What is being asked:
Your reply should be a single number, the count of lines in the records that contain the string "JSON".

Materials provided:
=== Section Start ===

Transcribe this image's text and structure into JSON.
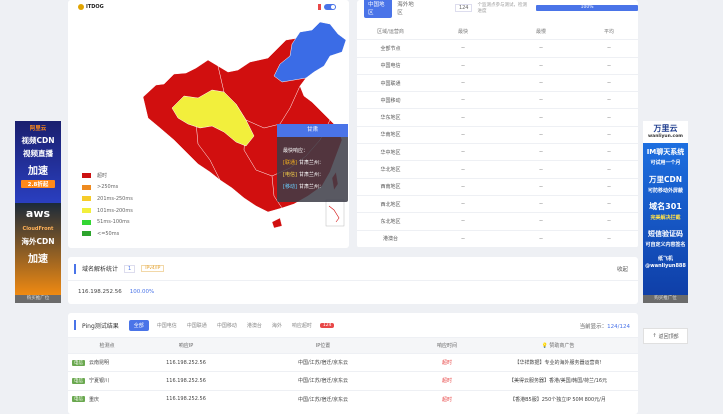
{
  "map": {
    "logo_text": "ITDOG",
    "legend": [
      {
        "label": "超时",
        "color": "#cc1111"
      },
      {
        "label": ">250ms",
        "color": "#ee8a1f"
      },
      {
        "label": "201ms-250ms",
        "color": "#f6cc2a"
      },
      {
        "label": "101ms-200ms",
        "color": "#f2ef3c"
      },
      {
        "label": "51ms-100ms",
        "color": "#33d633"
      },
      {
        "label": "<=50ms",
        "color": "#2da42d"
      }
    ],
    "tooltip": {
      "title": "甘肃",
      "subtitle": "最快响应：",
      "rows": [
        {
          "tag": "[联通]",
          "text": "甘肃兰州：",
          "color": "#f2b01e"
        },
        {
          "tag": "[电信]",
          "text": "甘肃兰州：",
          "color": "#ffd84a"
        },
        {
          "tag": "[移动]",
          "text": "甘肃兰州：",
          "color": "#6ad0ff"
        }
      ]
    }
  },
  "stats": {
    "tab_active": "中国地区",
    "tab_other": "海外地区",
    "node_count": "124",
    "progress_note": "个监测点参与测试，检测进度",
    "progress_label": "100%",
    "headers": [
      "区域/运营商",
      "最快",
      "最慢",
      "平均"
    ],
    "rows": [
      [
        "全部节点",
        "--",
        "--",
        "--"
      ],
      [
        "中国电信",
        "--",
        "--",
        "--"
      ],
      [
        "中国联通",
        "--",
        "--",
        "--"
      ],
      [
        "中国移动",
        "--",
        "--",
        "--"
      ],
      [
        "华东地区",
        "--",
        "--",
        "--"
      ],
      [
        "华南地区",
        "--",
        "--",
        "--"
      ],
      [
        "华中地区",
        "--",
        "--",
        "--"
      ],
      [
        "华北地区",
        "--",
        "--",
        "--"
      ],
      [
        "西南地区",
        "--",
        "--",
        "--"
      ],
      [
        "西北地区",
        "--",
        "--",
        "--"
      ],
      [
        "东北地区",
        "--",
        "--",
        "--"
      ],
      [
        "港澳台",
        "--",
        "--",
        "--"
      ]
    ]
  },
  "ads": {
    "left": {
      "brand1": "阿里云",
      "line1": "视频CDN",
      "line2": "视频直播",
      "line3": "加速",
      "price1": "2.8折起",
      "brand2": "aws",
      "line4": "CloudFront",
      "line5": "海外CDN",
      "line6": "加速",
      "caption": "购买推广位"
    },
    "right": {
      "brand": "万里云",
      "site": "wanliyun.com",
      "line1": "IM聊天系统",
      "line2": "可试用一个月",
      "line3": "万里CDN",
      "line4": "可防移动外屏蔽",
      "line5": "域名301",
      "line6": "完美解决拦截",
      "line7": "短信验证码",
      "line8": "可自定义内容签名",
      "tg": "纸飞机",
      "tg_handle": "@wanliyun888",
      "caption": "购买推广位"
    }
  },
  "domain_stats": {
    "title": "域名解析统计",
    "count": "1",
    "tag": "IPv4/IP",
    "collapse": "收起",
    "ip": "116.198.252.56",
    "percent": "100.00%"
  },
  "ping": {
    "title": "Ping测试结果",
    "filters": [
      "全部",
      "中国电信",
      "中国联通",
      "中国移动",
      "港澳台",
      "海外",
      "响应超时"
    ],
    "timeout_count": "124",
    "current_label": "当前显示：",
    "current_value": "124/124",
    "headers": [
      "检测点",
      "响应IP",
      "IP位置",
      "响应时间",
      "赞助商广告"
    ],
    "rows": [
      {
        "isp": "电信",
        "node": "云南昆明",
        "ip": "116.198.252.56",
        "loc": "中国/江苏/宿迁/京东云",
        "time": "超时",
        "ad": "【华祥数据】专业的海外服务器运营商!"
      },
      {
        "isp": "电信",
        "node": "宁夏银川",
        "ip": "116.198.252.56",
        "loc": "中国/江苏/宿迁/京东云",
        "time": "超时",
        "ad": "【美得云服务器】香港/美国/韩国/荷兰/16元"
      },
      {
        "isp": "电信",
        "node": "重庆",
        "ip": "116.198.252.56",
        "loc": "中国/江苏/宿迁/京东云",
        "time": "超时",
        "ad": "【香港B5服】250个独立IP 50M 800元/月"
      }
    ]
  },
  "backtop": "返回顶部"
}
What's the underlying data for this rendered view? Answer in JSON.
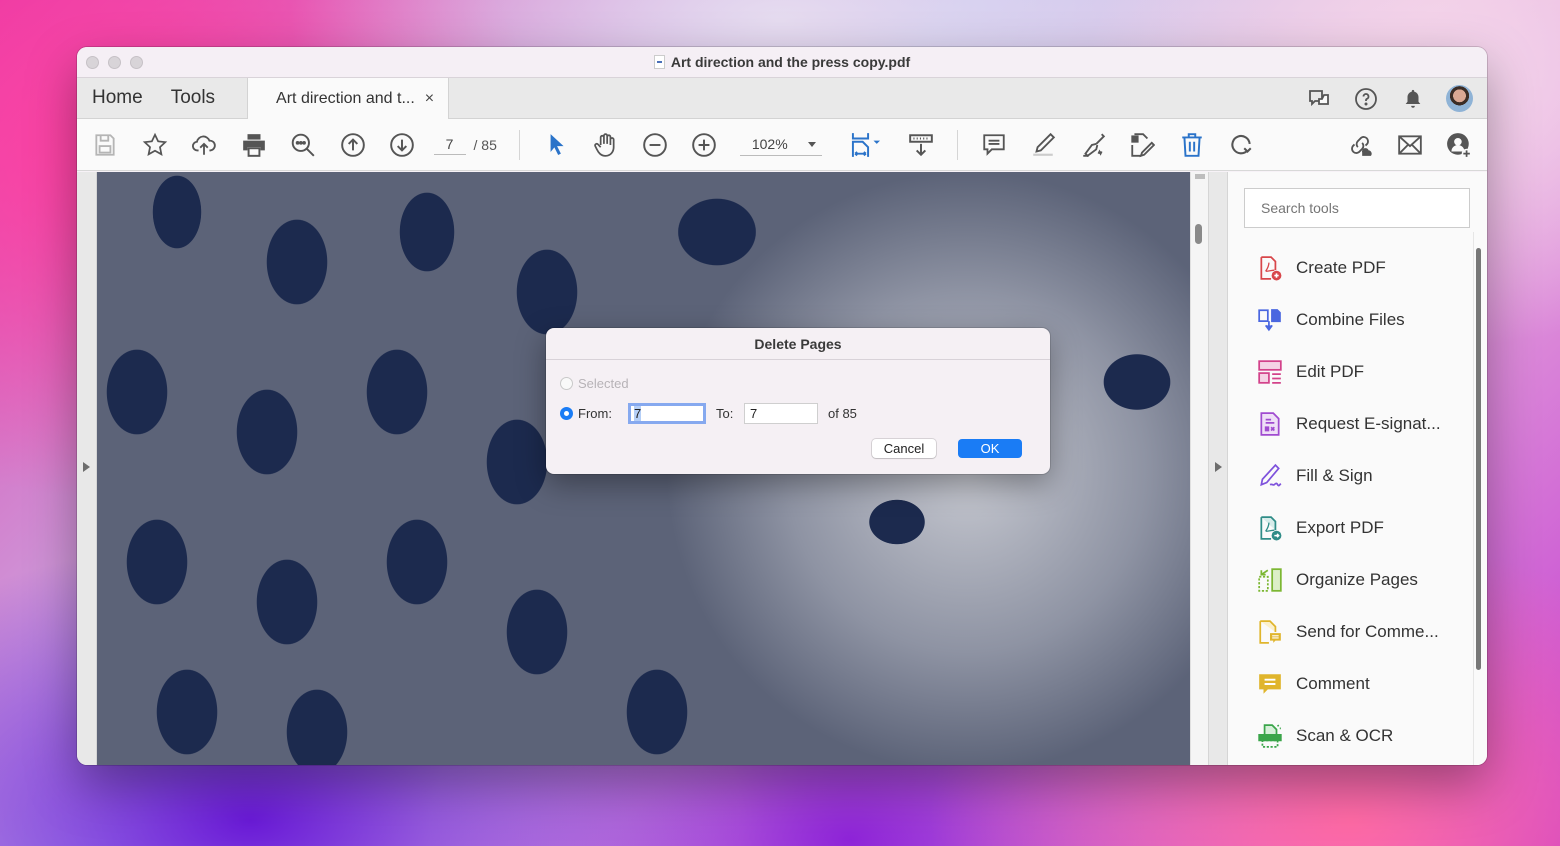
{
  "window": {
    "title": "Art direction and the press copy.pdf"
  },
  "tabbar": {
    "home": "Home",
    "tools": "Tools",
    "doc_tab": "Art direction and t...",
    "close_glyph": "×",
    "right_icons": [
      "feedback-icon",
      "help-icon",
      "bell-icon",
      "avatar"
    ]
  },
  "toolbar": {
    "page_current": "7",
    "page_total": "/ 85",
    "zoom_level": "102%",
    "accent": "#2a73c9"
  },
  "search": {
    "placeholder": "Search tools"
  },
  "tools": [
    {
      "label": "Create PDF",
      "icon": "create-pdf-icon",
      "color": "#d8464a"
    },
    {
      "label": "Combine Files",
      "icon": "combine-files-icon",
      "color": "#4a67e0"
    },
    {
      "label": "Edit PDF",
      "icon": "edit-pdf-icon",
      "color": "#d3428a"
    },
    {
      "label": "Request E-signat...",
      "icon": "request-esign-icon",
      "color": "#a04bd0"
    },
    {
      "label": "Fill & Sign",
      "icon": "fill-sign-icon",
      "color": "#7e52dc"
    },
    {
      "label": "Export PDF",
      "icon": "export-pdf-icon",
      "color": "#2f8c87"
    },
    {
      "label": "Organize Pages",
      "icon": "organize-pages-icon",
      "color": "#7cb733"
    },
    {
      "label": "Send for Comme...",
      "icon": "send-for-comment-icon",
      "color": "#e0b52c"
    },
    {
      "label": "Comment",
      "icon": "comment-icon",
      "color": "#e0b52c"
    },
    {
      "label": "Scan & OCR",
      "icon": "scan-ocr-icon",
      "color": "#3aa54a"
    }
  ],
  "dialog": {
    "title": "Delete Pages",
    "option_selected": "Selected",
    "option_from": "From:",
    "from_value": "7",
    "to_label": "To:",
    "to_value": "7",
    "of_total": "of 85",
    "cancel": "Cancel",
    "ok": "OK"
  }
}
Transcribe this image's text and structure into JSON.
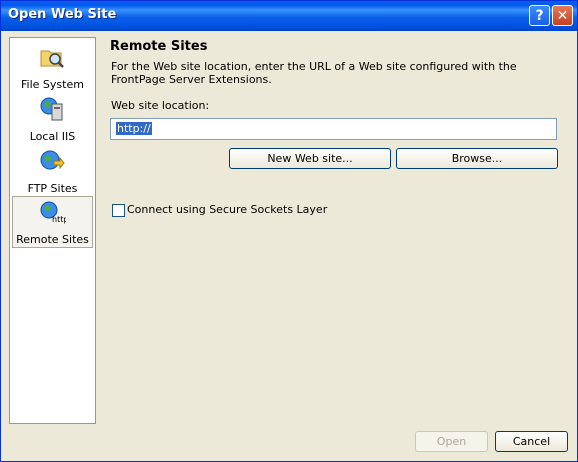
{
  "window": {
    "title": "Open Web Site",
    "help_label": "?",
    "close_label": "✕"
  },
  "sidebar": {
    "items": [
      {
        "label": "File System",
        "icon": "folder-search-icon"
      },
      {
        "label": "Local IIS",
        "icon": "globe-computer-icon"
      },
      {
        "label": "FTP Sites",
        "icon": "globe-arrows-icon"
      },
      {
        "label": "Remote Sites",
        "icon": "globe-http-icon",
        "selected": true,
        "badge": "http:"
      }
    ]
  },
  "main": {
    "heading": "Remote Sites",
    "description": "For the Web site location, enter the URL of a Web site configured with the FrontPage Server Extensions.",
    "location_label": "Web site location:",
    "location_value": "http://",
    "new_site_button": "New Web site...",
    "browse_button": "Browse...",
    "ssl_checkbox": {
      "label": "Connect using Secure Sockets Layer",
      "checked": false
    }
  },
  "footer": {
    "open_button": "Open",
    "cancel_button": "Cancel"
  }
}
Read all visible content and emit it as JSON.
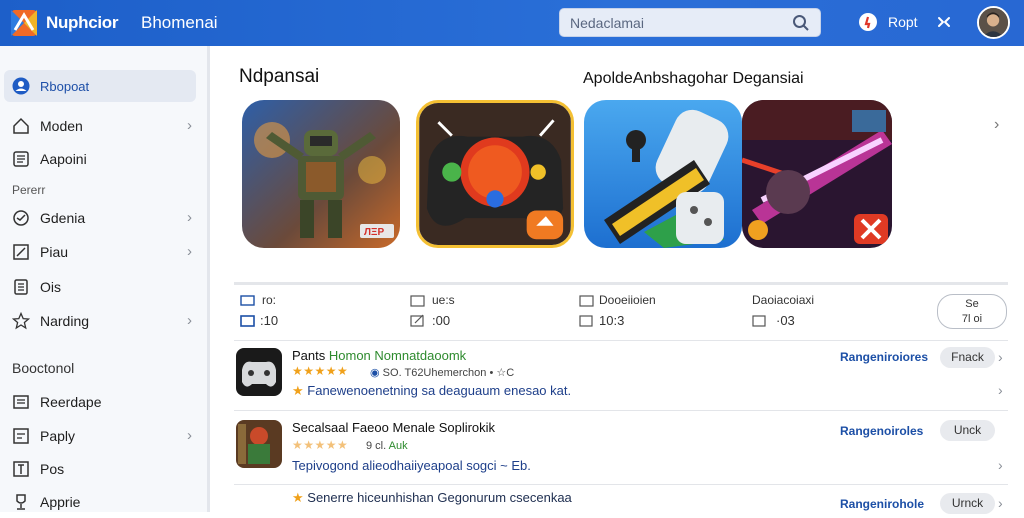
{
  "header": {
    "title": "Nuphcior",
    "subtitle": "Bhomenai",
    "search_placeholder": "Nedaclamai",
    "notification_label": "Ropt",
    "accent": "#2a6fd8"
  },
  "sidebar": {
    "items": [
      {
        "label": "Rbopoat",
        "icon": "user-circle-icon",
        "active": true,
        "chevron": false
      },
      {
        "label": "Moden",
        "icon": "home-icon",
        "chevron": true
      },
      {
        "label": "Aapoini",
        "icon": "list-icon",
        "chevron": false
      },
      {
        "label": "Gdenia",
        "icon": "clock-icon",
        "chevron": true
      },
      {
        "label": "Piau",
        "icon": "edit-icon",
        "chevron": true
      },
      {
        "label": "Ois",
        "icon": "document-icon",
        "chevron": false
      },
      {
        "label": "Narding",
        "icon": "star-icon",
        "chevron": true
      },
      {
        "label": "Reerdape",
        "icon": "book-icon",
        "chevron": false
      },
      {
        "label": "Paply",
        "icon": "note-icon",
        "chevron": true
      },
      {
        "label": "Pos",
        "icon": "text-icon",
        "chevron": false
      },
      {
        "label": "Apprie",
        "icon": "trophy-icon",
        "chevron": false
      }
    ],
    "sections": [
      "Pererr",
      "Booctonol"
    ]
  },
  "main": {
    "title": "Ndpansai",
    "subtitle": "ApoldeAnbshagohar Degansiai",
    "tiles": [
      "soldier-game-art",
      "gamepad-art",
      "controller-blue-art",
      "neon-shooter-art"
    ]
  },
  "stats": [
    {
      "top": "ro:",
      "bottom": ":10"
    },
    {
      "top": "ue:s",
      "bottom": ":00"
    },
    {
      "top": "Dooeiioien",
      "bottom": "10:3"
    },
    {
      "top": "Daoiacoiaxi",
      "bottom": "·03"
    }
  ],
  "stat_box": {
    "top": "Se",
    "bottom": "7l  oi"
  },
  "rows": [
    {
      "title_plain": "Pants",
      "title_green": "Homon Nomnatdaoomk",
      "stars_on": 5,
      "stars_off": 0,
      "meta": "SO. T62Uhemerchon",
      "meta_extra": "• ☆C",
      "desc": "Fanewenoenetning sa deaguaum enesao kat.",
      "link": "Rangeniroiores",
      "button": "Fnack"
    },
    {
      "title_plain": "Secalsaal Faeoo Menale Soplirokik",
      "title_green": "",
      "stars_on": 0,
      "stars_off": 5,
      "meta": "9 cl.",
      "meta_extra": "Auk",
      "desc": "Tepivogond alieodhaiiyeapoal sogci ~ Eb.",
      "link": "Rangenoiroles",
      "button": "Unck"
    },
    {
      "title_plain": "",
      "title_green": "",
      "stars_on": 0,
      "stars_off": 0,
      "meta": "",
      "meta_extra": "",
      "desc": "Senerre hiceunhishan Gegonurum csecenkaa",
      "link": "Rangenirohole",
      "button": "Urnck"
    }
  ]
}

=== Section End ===

Reply to the task:
4